"Despite the COVID-19 pandemic and other obstacles, the mega project in Thar has picked up pace in recent times," he said according to a statement issued.
Tariq Shah, Sindh Energy Secretary and Meng Donghai, CEO of Thar Coal Block-1 Power Generation Co and Li Jigen shared more details about the project.
Tariq Shah lauded the progress made in the Thar Block-1 project which comprises a 7.8-million-tonne-per-annum (Mtpa) open-pit coal mine and installation of a 1.3 GW ultra-supercritical coal-fired power plant.
Almost 40% of work related to coal mining has been completed while construction work is also in progress on the power plant. Mining work would be completed by the end of 2021 and the first unit of the power plant would also start working from 2022.
Coal-based power generation increases in Pakistan under CPEC Projects
February 24, 2021
Coal-based power generation in January 2021 has risen to a seven-month high of 2,560-gigawatt hours (GWh) as total generation from different fuels increased by 3.7 per cent, under CPEC-related energy projects. In the last five years, Pakistan has aggressively pursued coal power under CPEC, increasing coal-based capacity from negligible to 4,620 megawatts.
With seven other coal-based projects under construction, the country expects to add 4,590 megawatts by the end of 2026. Sheikh Mohammad Iqbal, a power-sector consultant based in Lahore, says the maximum utilisation of coal-based power is critical for slashing the overall cost of generation for countries like Pakistan.
LAHORE: Coal-based power generation in January rose to the seven-month high of 2,560 gigawatt hours (GWh) as total generation from different fuels increased by 3.7 per cent to 8,079 GWh from 7,794 GWh a year ago and by 2.5 per cent from 7,880 GWh from the previous month.
Coal power generation in the country peaked at 2,581 GWh in July last year before sliding back to 1,095 GWh in November. As a ratio of total generation in any given month in the last three years since the beginning of 2018, the share of coal power rose its highest of just below 32pc in January 2021. According to data, share of coal generation in the country’s total electricity output bottomed to 9.2pc in September 2018.
In the last five years Pakistan has aggressively pursued coal power under the multi-billion-dollar China-Pakistan Economic Corridor (CPEC) initiative as well as outside it, increasing coal-based capacity from negligible to 4,620 megawatts. With seven other coal-based projects under construction, the country expects to add 4,590 megawatts by the end of 2026.
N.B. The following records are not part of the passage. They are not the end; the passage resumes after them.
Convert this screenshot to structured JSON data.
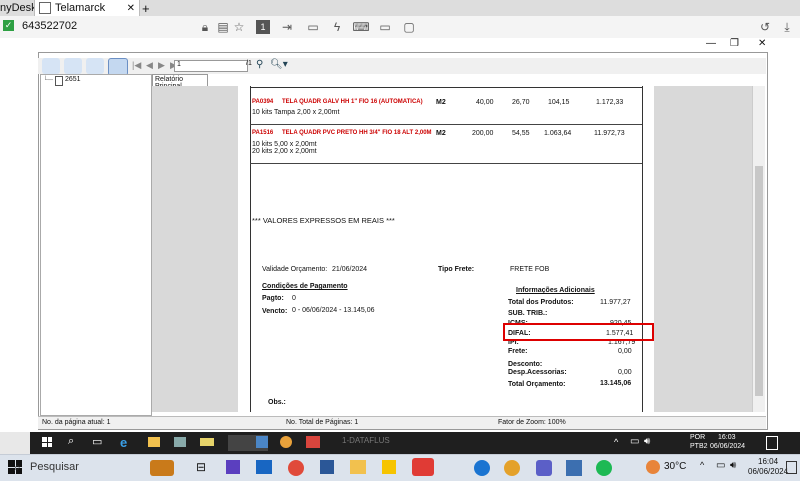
{
  "anydesk": {
    "app": "nyDesk",
    "tab_label": "Telamarck",
    "address": "643522702"
  },
  "viewer": {
    "page_input": "1",
    "page_total": "/1",
    "tree_item": "2651",
    "report_tab": "Relatório Principal",
    "status_left": "No. da página atual: 1",
    "status_mid": "No. Total de Páginas: 1",
    "status_right": "Fator de Zoom: 100%"
  },
  "report": {
    "items": [
      {
        "code": "PA0394",
        "desc": "TELA QUADR GALV HH 1\" FIO 16 (AUTOMATICA)",
        "unit": "M2",
        "qty": "40,00",
        "price": "26,70",
        "val": "104,15",
        "total": "1.172,33",
        "notes": [
          "10 kits Tampa 2,00 x 2,00mt"
        ]
      },
      {
        "code": "PA1516",
        "desc": "TELA QUADR PVC PRETO HH 3/4\" FIO 18 ALT 2,00M",
        "unit": "M2",
        "qty": "200,00",
        "price": "54,55",
        "val": "1.063,64",
        "total": "11.972,73",
        "notes": [
          "10 kits 5,00 x 2,00mt",
          "20 kits 2,00 x 2,00mt"
        ]
      }
    ],
    "valores": "*** VALORES EXPRESSOS EM REAIS ***",
    "validade_label": "Validade Orçamento:",
    "validade_value": "21/06/2024",
    "tipo_frete_label": "Tipo Frete:",
    "tipo_frete_value": "FRETE FOB",
    "cond_title": "Condições de Pagamento",
    "pagto_label": "Pagto:",
    "pagto_value": "0",
    "vencto_label": "Vencto:",
    "vencto_value": "0 - 06/06/2024 - 13.145,06",
    "info_title": "Informações Adicionais",
    "totals": [
      {
        "label": "Total dos Produtos:",
        "value": "11.977,27"
      },
      {
        "label": "SUB. TRIB.:",
        "value": ""
      },
      {
        "label": "ICMS:",
        "value": "920,45"
      },
      {
        "label": "DIFAL:",
        "value": "1.577,41"
      },
      {
        "label": "IPI:",
        "value": "1.167,79"
      },
      {
        "label": "Frete:",
        "value": "0,00"
      },
      {
        "label": "Desconto:",
        "value": ""
      },
      {
        "label": "Desp.Acessorias:",
        "value": "0,00"
      },
      {
        "label": "Total Orçamento:",
        "value": "13.145,06"
      }
    ],
    "obs_label": "Obs.:"
  },
  "remote_taskbar": {
    "label": "1-DATAFLUS",
    "lang": "POR",
    "lang2": "PTB2",
    "time": "16:03",
    "date": "06/06/2024"
  },
  "local_taskbar": {
    "search": "Pesquisar",
    "weather": "30°C",
    "time": "16:04",
    "date": "06/06/2024"
  },
  "colors": {
    "accent_red": "#d00000",
    "taskbar_dark": "#1f1f1f"
  }
}
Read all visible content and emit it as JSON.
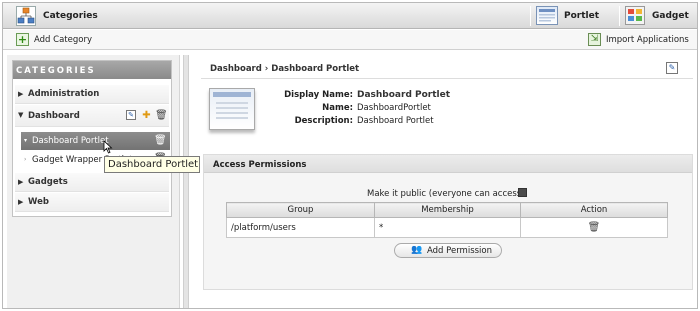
{
  "header": {
    "app_title": "Categories",
    "tabs": [
      {
        "label": "Portlet",
        "icon": "portlet-icon"
      },
      {
        "label": "Gadget",
        "icon": "gadget-icon"
      }
    ]
  },
  "toolbar": {
    "add_category_label": "Add Category",
    "import_label": "Import Applications"
  },
  "sidebar": {
    "heading": "CATEGORIES",
    "categories": [
      {
        "label": "Administration",
        "expanded": false
      },
      {
        "label": "Dashboard",
        "expanded": true,
        "portlets": [
          "Dashboard Portlet",
          "Gadget Wrapper Portlet"
        ]
      },
      {
        "label": "Gadgets",
        "expanded": false
      },
      {
        "label": "Web",
        "expanded": false
      }
    ],
    "tooltip": "Dashboard Portlet"
  },
  "detail": {
    "breadcrumb": "Dashboard › Dashboard Portlet",
    "fields": [
      {
        "key": "Display Name:",
        "value": "Dashboard Portlet"
      },
      {
        "key": "Name:",
        "value": "DashboardPortlet"
      },
      {
        "key": "Description:",
        "value": "Dashboard Portlet"
      }
    ]
  },
  "access": {
    "heading": "Access Permissions",
    "make_public_label": "Make it public (everyone can access):",
    "columns": [
      "Group",
      "Membership",
      "Action"
    ],
    "rows": [
      {
        "group": "/platform/users",
        "membership": "*"
      }
    ],
    "add_permission_label": "Add Permission"
  },
  "colors": {
    "selected_row": "#7f7f7f",
    "header_gray": "#9a9a9a",
    "tooltip_bg": "#ffffe6"
  }
}
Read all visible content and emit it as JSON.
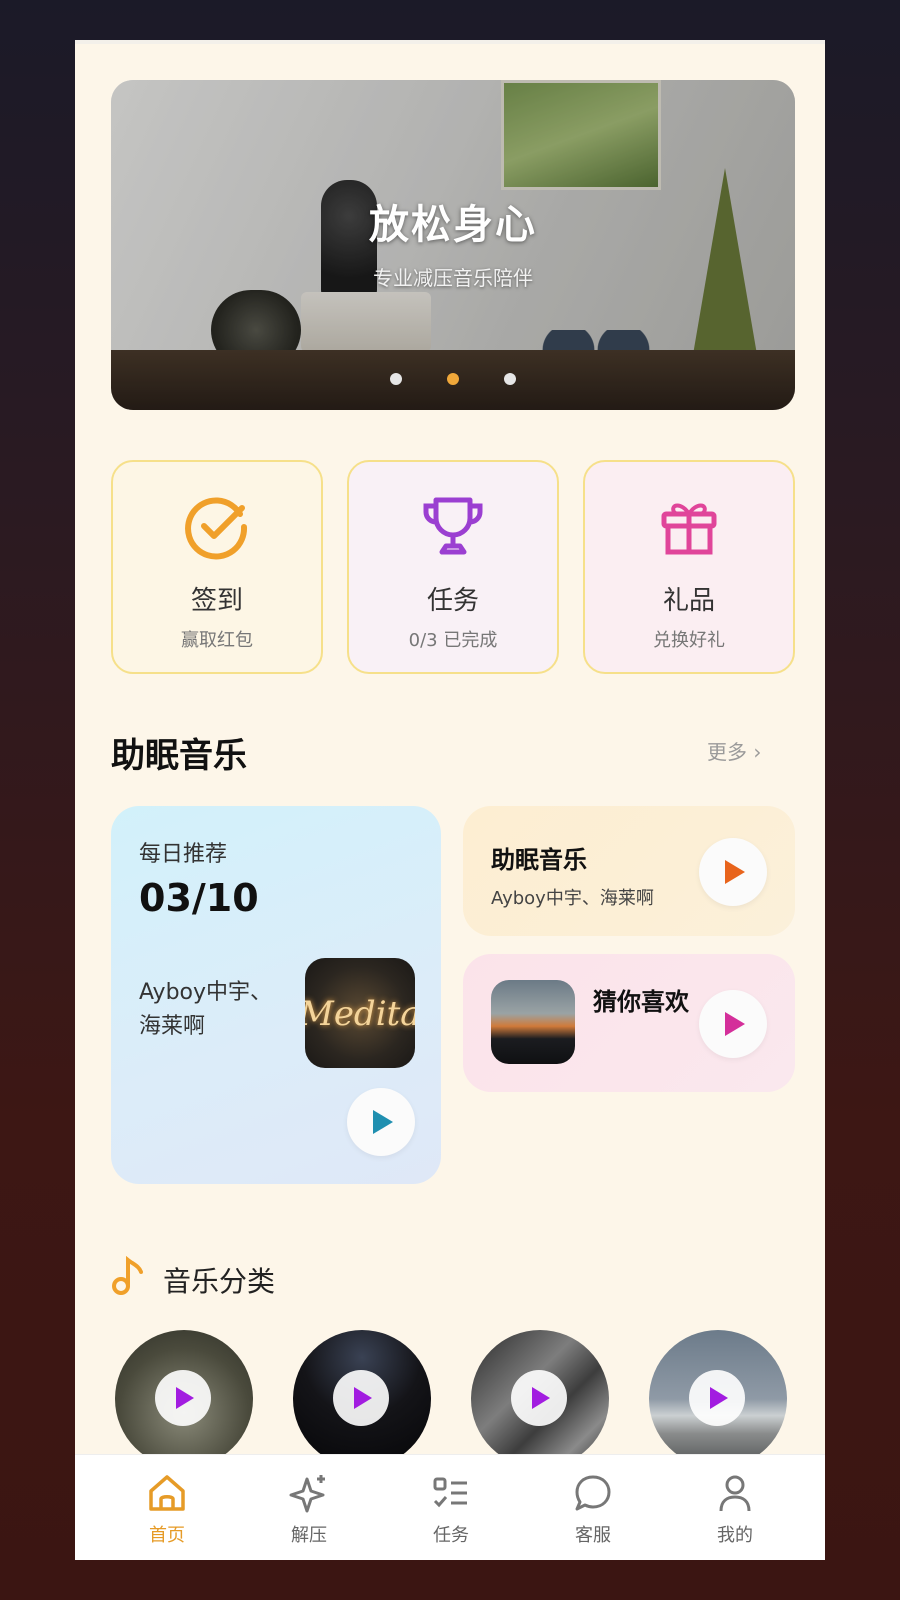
{
  "banner": {
    "title": "放松身心",
    "subtitle": "专业减压音乐陪伴",
    "dots": 3,
    "active_dot": 2
  },
  "actions": [
    {
      "title": "签到",
      "subtitle": "赢取红包",
      "icon": "check-circle-icon",
      "color": "#f0a02a"
    },
    {
      "title": "任务",
      "subtitle": "0/3 已完成",
      "icon": "trophy-icon",
      "color": "#9b3fd1"
    },
    {
      "title": "礼品",
      "subtitle": "兑换好礼",
      "icon": "gift-icon",
      "color": "#e0459a"
    }
  ],
  "section": {
    "title": "助眠音乐",
    "more": "更多 ›"
  },
  "daily": {
    "label": "每日推荐",
    "date": "03/10",
    "artist": "Ayboy中宇、海莱啊",
    "cover_text": "Meditation"
  },
  "card_a": {
    "title": "助眠音乐",
    "artist": "Ayboy中宇、海莱啊"
  },
  "card_b": {
    "title": "猜你喜欢"
  },
  "categories": {
    "title": "音乐分类",
    "icon": "music-note-icon",
    "items": [
      "forest",
      "night",
      "rock",
      "sea"
    ]
  },
  "tabs": [
    {
      "label": "首页",
      "icon": "home-icon",
      "active": true
    },
    {
      "label": "解压",
      "icon": "sparkle-icon",
      "active": false
    },
    {
      "label": "任务",
      "icon": "checklist-icon",
      "active": false
    },
    {
      "label": "客服",
      "icon": "chat-bubble-icon",
      "active": false
    },
    {
      "label": "我的",
      "icon": "user-icon",
      "active": false
    }
  ],
  "colors": {
    "accent": "#e69b27",
    "background": "#fdf6e9",
    "play_blue": "#1f8fb0",
    "play_orange": "#e8641c",
    "play_pink": "#d42f9a",
    "play_purple": "#a21ce0"
  }
}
Coal power has increased by above 62pc to 15,262 GWh during the first seven months of the current fiscal year from 9,395 GWh during the same period in FY19, underscoring growth in its capacity and utilisation because of fuel price considerations. Its share in overall generation during the period July-January has risen from 12.9pc in FY19 to around 20pc this year in spite of 8.7pc increase in the cost of coal-based generation year-on-year to Rs6.47 per KWh last month on global coal prices.
An Arif Habib analyst, Rao Aamir Ali, said the share of coal power during winter increases because of reduction in hydel generation and closure of gas-based plants due to the shortage of the fuel. He pointed out that the share of coal power in the country’s generation will likely double in the years to come as new plants come online over the next six years to end 2026.
Sheikh Mohammad Iqbal, a power-sector consultant based in Lahore, is glad to see the increasing share of coal power in the country’s total power generation. “I am of the firm view that maximum utilisation of the coal-based power is critical for slashing the overall cost of generation. It is good for the economy of countries like Pakistan even though some may oppose coal power because of its potential impact on the environment.
“But they should remember that the coal power technology has improved a great deal and it no longer can be regarded dirty fuel when it comes to producing electricity from it. I would say coal is much cleaner fuel for electricity generation than furnace oil.”